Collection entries

╭──

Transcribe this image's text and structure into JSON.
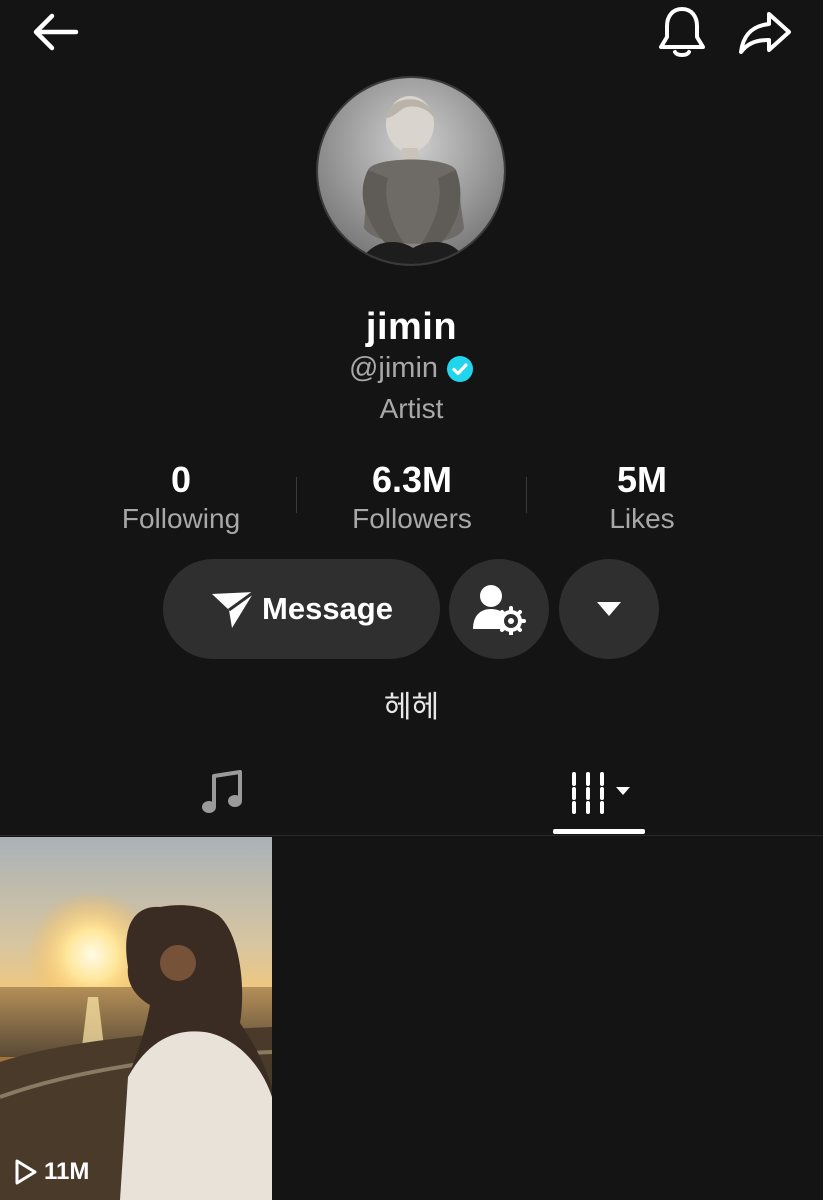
{
  "header": {
    "back_icon": "arrow-left-icon",
    "bell_icon": "bell-icon",
    "share_icon": "share-arrow-icon"
  },
  "profile": {
    "display_name": "jimin",
    "handle": "@jimin",
    "verified": true,
    "category": "Artist",
    "bio": "헤헤"
  },
  "stats": {
    "following": {
      "value": "0",
      "label": "Following"
    },
    "followers": {
      "value": "6.3M",
      "label": "Followers"
    },
    "likes": {
      "value": "5M",
      "label": "Likes"
    }
  },
  "actions": {
    "message_label": "Message",
    "message_icon": "send-icon",
    "friend_icon": "user-settings-icon",
    "more_icon": "caret-down-icon"
  },
  "tabs": [
    {
      "name": "music",
      "icon": "music-note-icon",
      "active": false
    },
    {
      "name": "videos",
      "icon": "grid-dropdown-icon",
      "active": true
    }
  ],
  "videos": [
    {
      "views": "11M",
      "icon": "play-outline-icon"
    }
  ],
  "colors": {
    "background": "#141414",
    "button_bg": "#2f2f2f",
    "verified_badge": "#20d5ec",
    "secondary_text": "#a8a8a8"
  }
}
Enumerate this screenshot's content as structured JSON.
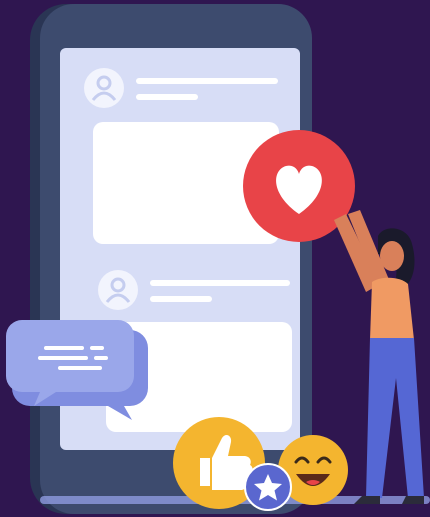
{
  "scene": {
    "description_free": true,
    "colors": {
      "background": "#2f1650",
      "phone_body": "#3d4b6e",
      "phone_edge": "#2a3554",
      "screen": "#d7ddf6",
      "card": "#ffffff",
      "avatar": "#f2f4fd",
      "avatar_figure": "#c5cdef",
      "text_line": "#ffffff",
      "heart_badge": "#e84448",
      "heart": "#ffffff",
      "chat_bubble": "#9aa7ea",
      "chat_bubble_back": "#7f8de0",
      "chat_lines": "#ffffff",
      "thumbs_badge": "#f4b52f",
      "star_badge": "#5a67cf",
      "smile_badge": "#f4b52f",
      "woman_hair": "#1a1a2b",
      "woman_skin": "#d9805a",
      "woman_top": "#f09a63",
      "woman_pants": "#5567d4",
      "woman_shoes": "#2b2b3a",
      "floor": "#8f9be0"
    },
    "icons": [
      "heart-icon",
      "thumbs-up-icon",
      "star-icon",
      "smile-emoji-icon",
      "chat-bubble-icon",
      "user-avatar-icon"
    ],
    "posts": [
      {
        "id": "post-1"
      },
      {
        "id": "post-2"
      }
    ]
  }
}
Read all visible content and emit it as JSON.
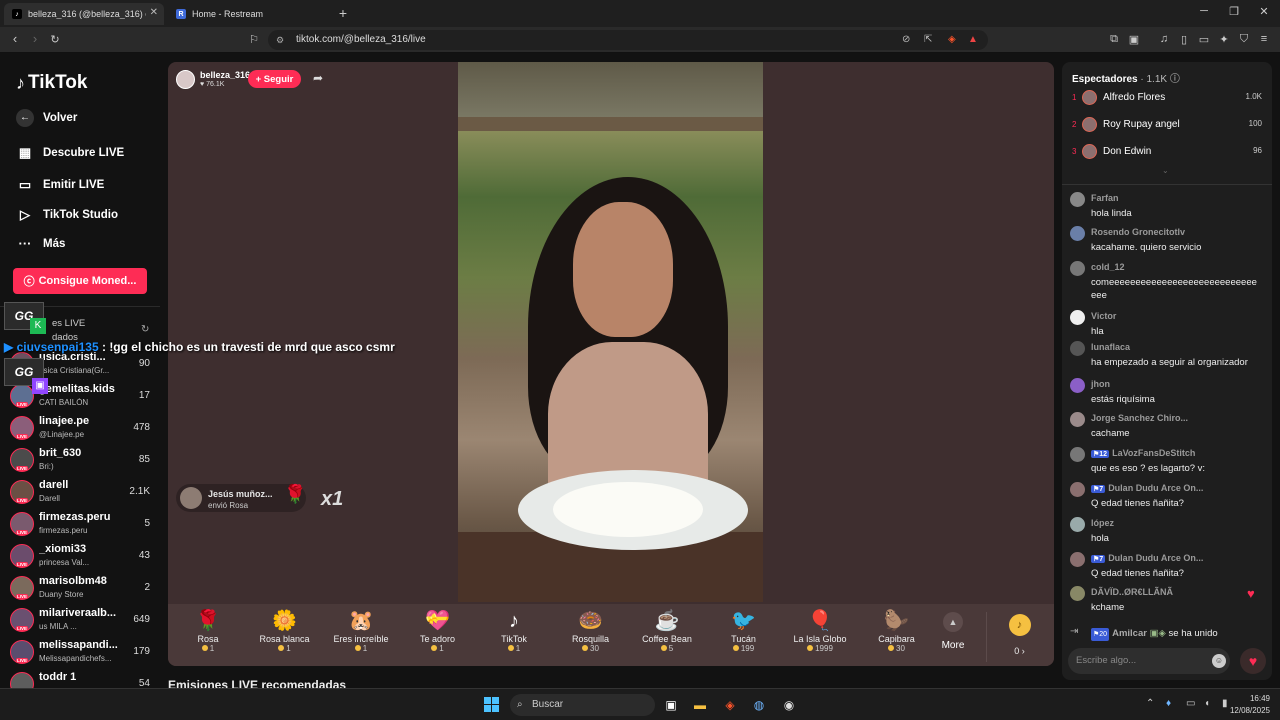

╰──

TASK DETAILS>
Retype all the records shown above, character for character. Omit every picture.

TASK OUTPUT>
Transcribe this image's text and structure into JSON.
{
  "header": {
    "back_icon": "arrow-left-icon",
    "bell_icon": "bell-icon",
    "share_icon": "share-arrow-icon"
  },
  "profile": {
    "display_name": "jimin",
    "handle": "@jimin",
    "verified": true,
    "category": "Artist",
    "bio": "헤헤"
  },
  "stats": {
    "following": {
      "value": "0",
      "label": "Following"
    },
    "followers": {
      "value": "6.3M",
      "label": "Followers"
    },
    "likes": {
      "value": "5M",
      "label": "Likes"
    }
  },
  "actions": {
    "message_label": "Message",
    "message_icon": "send-icon",
    "friend_icon": "user-settings-icon",
    "more_icon": "caret-down-icon"
  },
  "tabs": [
    {
      "name": "music",
      "icon": "music-note-icon",
      "active": false
    },
    {
      "name": "videos",
      "icon": "grid-dropdown-icon",
      "active": true
    }
  ],
  "videos": [
    {
      "views": "11M",
      "icon": "play-outline-icon"
    }
  ],
  "colors": {
    "background": "#141414",
    "button_bg": "#2f2f2f",
    "verified_badge": "#20d5ec",
    "secondary_text": "#a8a8a8"
  }
}
Enumerate this screenshot's content as structured JSON.
{
  "scene": {
    "description_free": true,
    "colors": {
      "background": "#2f1650",
      "phone_body": "#3d4b6e",
      "phone_edge": "#2a3554",
      "screen": "#d7ddf6",
      "card": "#ffffff",
      "avatar": "#f2f4fd",
      "avatar_figure": "#c5cdef",
      "text_line": "#ffffff",
      "heart_badge": "#e84448",
      "heart": "#ffffff",
      "chat_bubble": "#9aa7ea",
      "chat_bubble_back": "#7f8de0",
      "chat_lines": "#ffffff",
      "thumbs_badge": "#f4b52f",
      "star_badge": "#5a67cf",
      "smile_badge": "#f4b52f",
      "woman_hair": "#1a1a2b",
      "woman_skin": "#d9805a",
      "woman_top": "#f09a63",
      "woman_pants": "#5567d4",
      "woman_shoes": "#2b2b3a",
      "floor": "#8f9be0"
    },
    "icons": [
      "heart-icon",
      "thumbs-up-icon",
      "star-icon",
      "smile-emoji-icon",
      "chat-bubble-icon",
      "user-avatar-icon"
    ],
    "posts": [
      {
        "id": "post-1"
      },
      {
        "id": "post-2"
      }
    ]
  }
}
Read all visible content and emit it as JSON.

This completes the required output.